▶ _EXERCISE INSTRUCTIONS_: This task calls for copying every line of the records that includes the word "your".

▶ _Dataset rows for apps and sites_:
########################################
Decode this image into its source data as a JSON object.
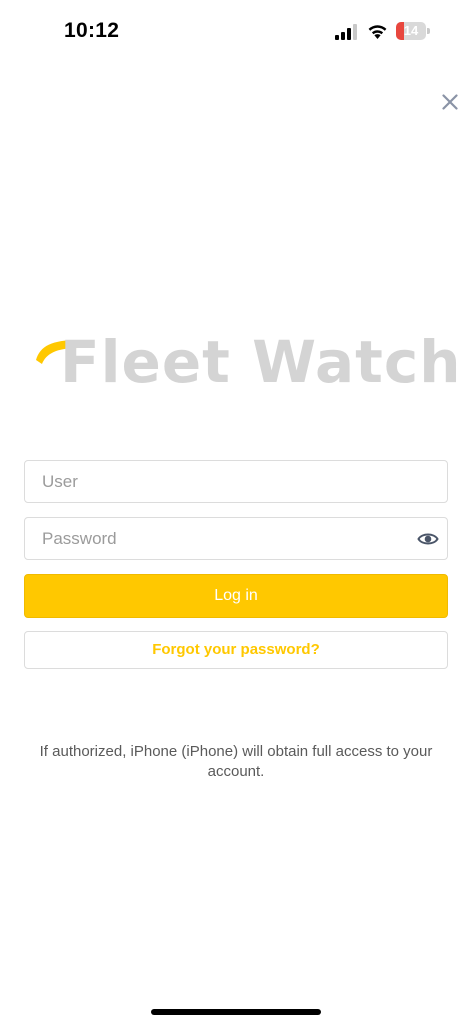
{
  "status_bar": {
    "time": "10:12",
    "battery_level": "14",
    "battery_fraction": 0.14,
    "battery_color": "#e8473e"
  },
  "close": {
    "icon": "close-icon"
  },
  "logo": {
    "text": "Fleet Watch",
    "accent_color": "#ffc800",
    "text_color": "#d4d4d4"
  },
  "form": {
    "user_placeholder": "User",
    "user_value": "",
    "password_placeholder": "Password",
    "password_value": "",
    "toggle_icon": "eye-icon",
    "login_label": "Log in",
    "forgot_label": "Forgot your password?"
  },
  "notice": "If authorized, iPhone (iPhone) will obtain full access to your account.",
  "colors": {
    "accent": "#ffc800",
    "border": "#dcdcdc"
  }
}
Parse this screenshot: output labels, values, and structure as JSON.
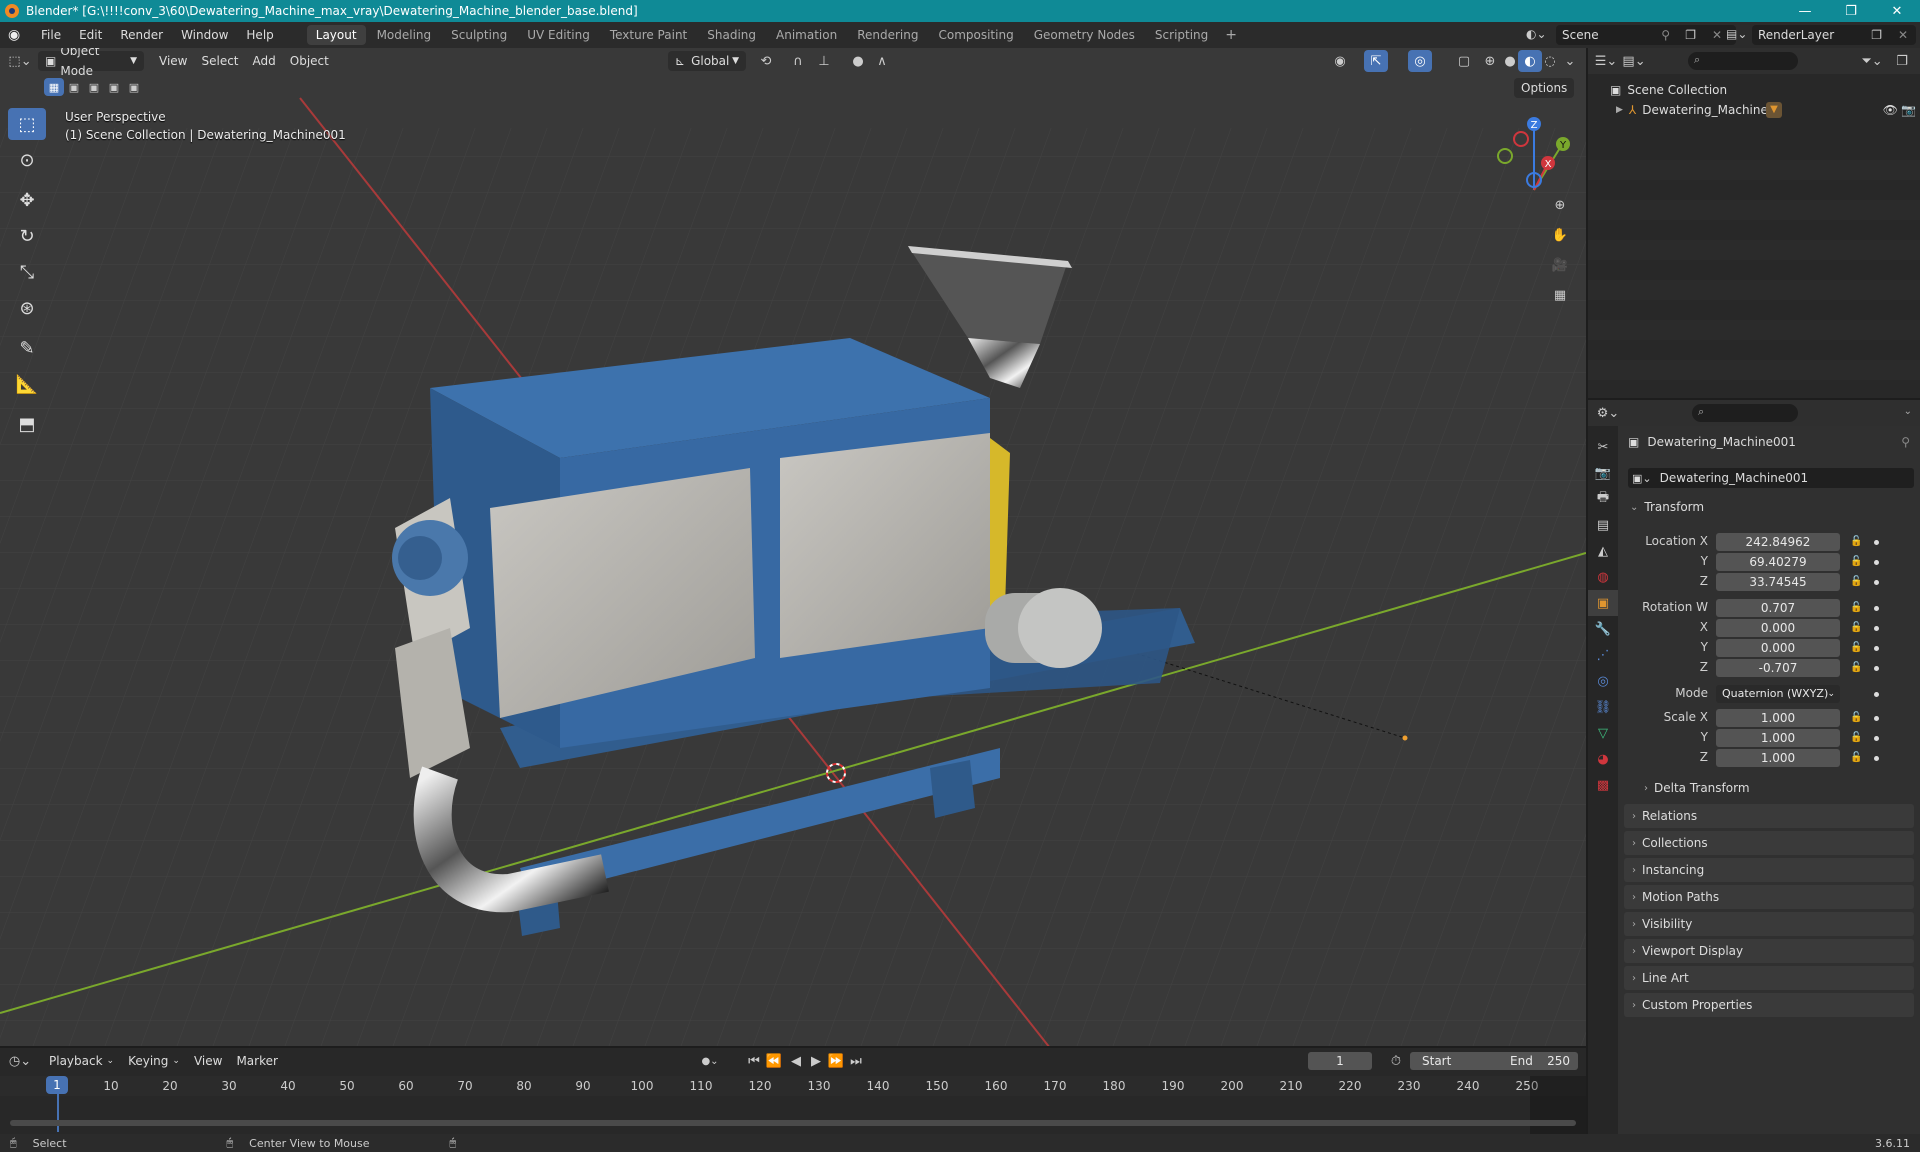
{
  "window": {
    "title": "Blender* [G:\\!!!!conv_3\\60\\Dewatering_Machine_max_vray\\Dewatering_Machine_blender_base.blend]",
    "minimize": "—",
    "maximize": "❐",
    "close": "✕"
  },
  "menu": {
    "items": [
      "File",
      "Edit",
      "Render",
      "Window",
      "Help"
    ],
    "workspaces": [
      "Layout",
      "Modeling",
      "Sculpting",
      "UV Editing",
      "Texture Paint",
      "Shading",
      "Animation",
      "Rendering",
      "Compositing",
      "Geometry Nodes",
      "Scripting"
    ],
    "active_workspace": "Layout",
    "add_workspace": "+",
    "scene": "Scene",
    "view_layer": "RenderLayer"
  },
  "viewport": {
    "mode": "Object Mode",
    "menus": [
      "View",
      "Select",
      "Add",
      "Object"
    ],
    "orientation": "Global",
    "options": "Options",
    "perspective": "User Perspective",
    "collection_info": "(1) Scene Collection | Dewatering_Machine001",
    "gizmo": {
      "x": "X",
      "y": "Y",
      "z": "Z"
    }
  },
  "outliner": {
    "root": "Scene Collection",
    "items": [
      {
        "name": "Dewatering_Machine"
      }
    ]
  },
  "properties": {
    "object_name": "Dewatering_Machine001",
    "datablock": "Dewatering_Machine001",
    "transform_title": "Transform",
    "location_label": "Location X",
    "location": {
      "x": "242.84962",
      "y": "69.40279",
      "z": "33.74545"
    },
    "rotation_label": "Rotation W",
    "rotation": {
      "w": "0.707",
      "x": "0.000",
      "y": "0.000",
      "z": "-0.707"
    },
    "mode_label": "Mode",
    "mode": "Quaternion (WXYZ)",
    "scale_label": "Scale X",
    "scale": {
      "x": "1.000",
      "y": "1.000",
      "z": "1.000"
    },
    "axis_labels": {
      "y": "Y",
      "z": "Z",
      "x": "X"
    },
    "delta": "Delta Transform",
    "panels": [
      "Relations",
      "Collections",
      "Instancing",
      "Motion Paths",
      "Visibility",
      "Viewport Display",
      "Line Art",
      "Custom Properties"
    ]
  },
  "timeline": {
    "menus": [
      "Playback",
      "Keying",
      "View",
      "Marker"
    ],
    "current_frame": "1",
    "start_label": "Start",
    "start": "1",
    "end_label": "End",
    "end": "250",
    "ticks": [
      "1",
      "10",
      "20",
      "30",
      "40",
      "50",
      "60",
      "70",
      "80",
      "90",
      "100",
      "110",
      "120",
      "130",
      "140",
      "150",
      "160",
      "170",
      "180",
      "190",
      "200",
      "210",
      "220",
      "230",
      "240",
      "250"
    ]
  },
  "status": {
    "select": "Select",
    "center": "Center View to Mouse",
    "version": "3.6.11"
  },
  "colors": {
    "accent": "#4772b3",
    "title_bar": "#0f8a96",
    "machine_blue": "#3b6ea8",
    "x_axis": "#a83a3a",
    "y_axis": "#7aa82c"
  }
}
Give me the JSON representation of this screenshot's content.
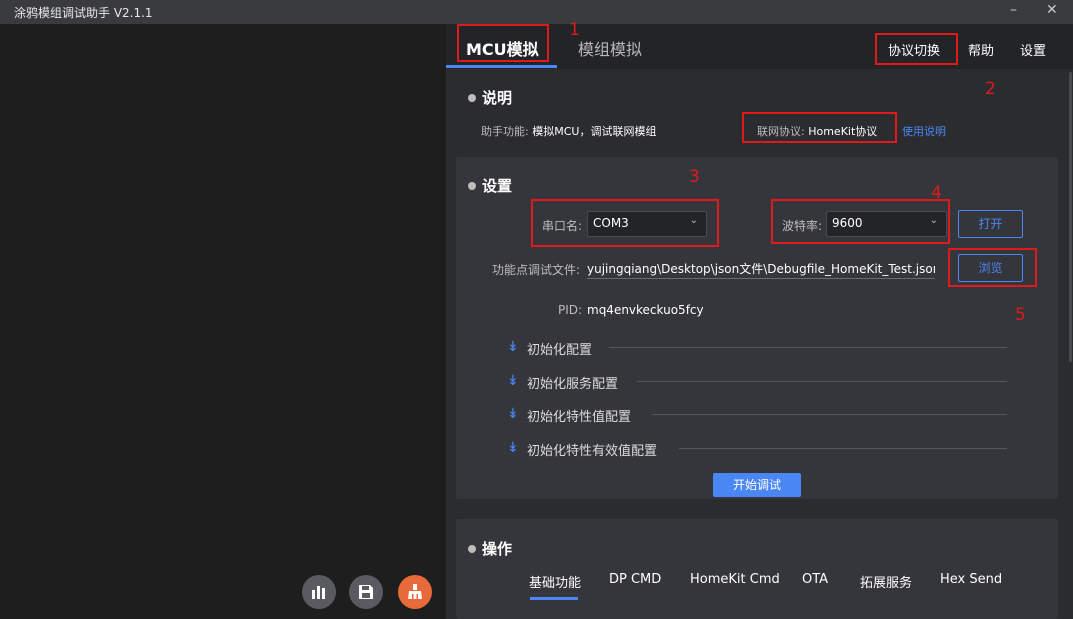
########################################
▶ _RESPONSE AREA_:
    "forgot_label": "Forgot your password?"
  "notice": "If authorized, iPhone (iPhone) will obtain full access to your account.",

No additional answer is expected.